Problem to work on:
Your answer should be the complete data, copied exactly.

Data under study:
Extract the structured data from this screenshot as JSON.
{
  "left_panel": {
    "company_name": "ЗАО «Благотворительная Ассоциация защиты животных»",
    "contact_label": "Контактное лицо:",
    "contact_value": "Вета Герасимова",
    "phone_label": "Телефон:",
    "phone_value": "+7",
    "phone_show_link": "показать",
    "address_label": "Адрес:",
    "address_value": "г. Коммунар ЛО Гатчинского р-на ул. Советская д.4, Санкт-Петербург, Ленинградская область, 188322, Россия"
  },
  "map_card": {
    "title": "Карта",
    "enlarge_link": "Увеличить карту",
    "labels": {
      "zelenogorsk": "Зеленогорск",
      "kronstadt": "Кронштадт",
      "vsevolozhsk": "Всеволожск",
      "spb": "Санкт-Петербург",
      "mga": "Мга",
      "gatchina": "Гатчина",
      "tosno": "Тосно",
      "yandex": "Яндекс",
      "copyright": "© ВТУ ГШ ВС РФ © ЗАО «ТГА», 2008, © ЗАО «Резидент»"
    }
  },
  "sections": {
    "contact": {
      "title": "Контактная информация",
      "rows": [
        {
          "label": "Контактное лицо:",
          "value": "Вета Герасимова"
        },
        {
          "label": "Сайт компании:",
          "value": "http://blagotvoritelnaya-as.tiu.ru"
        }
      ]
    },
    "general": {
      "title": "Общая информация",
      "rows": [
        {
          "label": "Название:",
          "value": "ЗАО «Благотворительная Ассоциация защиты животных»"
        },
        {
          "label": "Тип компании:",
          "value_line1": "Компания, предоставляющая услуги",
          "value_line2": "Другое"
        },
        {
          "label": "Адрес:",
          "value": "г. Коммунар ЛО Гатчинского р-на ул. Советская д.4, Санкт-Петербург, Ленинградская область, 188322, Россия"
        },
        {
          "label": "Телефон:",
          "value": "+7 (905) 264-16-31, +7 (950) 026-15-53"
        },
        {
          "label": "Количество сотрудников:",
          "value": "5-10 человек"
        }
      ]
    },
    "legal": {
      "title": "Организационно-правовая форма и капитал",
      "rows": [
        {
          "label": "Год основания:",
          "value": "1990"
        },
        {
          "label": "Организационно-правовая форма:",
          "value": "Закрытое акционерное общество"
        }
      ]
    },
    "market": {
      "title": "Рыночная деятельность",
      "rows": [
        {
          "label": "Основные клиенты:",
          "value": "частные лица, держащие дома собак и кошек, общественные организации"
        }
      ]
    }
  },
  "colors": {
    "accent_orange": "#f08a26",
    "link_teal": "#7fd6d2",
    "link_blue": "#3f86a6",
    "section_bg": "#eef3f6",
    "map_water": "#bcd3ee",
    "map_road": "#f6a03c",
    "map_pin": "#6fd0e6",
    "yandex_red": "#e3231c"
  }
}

Output:
Extract the structured data from this screenshot as JSON.
{
  "left_panel": {
    "company_name": "ЗАО «Благотворительная Ассоциация защиты животных»",
    "contact_label": "Контактное лицо:",
    "contact_value": "Вета Герасимова",
    "phone_label": "Телефон:",
    "phone_value": "+7",
    "phone_show_link": "показать",
    "address_label": "Адрес:",
    "address_value": "г. Коммунар ЛО Гатчинского р-на ул. Советская д.4, Санкт-Петербург, Ленинградская область, 188322, Россия"
  },
  "map_card": {
    "title": "Карта",
    "enlarge_link": "Увеличить карту",
    "labels": {
      "zelenogorsk": "Зеленогорск",
      "kronstadt": "Кронштадт",
      "vsevolozhsk": "Всеволожск",
      "spb": "Санкт-Петербург",
      "mga": "Мга",
      "gatchina": "Гатчина",
      "tosno": "Тосно",
      "yandex": "Яндекс",
      "copyright": "© ВТУ ГШ ВС РФ © ЗАО «ТГА», 2008, © ЗАО «Резидент»"
    }
  },
  "sections": {
    "contact": {
      "title": "Контактная информация",
      "rows": [
        {
          "label": "Контактное лицо:",
          "value": "Вета Герасимова"
        },
        {
          "label": "Сайт компании:",
          "value": "http://blagotvoritelnaya-as.tiu.ru"
        }
      ]
    },
    "general": {
      "title": "Общая информация",
      "rows": [
        {
          "label": "Название:",
          "value": "ЗАО «Благотворительная Ассоциация защиты животных»"
        },
        {
          "label": "Тип компании:",
          "value_line1": "Компания, предоставляющая услуги",
          "value_line2": "Другое"
        },
        {
          "label": "Адрес:",
          "value": "г. Коммунар ЛО Гатчинского р-на ул. Советская д.4, Санкт-Петербург, Ленинградская область, 188322, Россия"
        },
        {
          "label": "Телефон:",
          "value": "+7 (905) 264-16-31, +7 (950) 026-15-53"
        },
        {
          "label": "Количество сотрудников:",
          "value": "5-10 человек"
        }
      ]
    },
    "legal": {
      "title": "Организационно-правовая форма и капитал",
      "rows": [
        {
          "label": "Год основания:",
          "value": "1990"
        },
        {
          "label": "Организационно-правовая форма:",
          "value": "Закрытое акционерное общество"
        }
      ]
    },
    "market": {
      "title": "Рыночная деятельность",
      "rows": [
        {
          "label": "Основные клиенты:",
          "value": "частные лица, держащие дома собак и кошек, общественные организации"
        }
      ]
    }
  },
  "colors": {
    "accent_orange": "#f08a26",
    "link_teal": "#7fd6d2",
    "link_blue": "#3f86a6",
    "section_bg": "#eef3f6",
    "map_water": "#bcd3ee",
    "map_road": "#f6a03c",
    "map_pin": "#6fd0e6",
    "yandex_red": "#e3231c"
  }
}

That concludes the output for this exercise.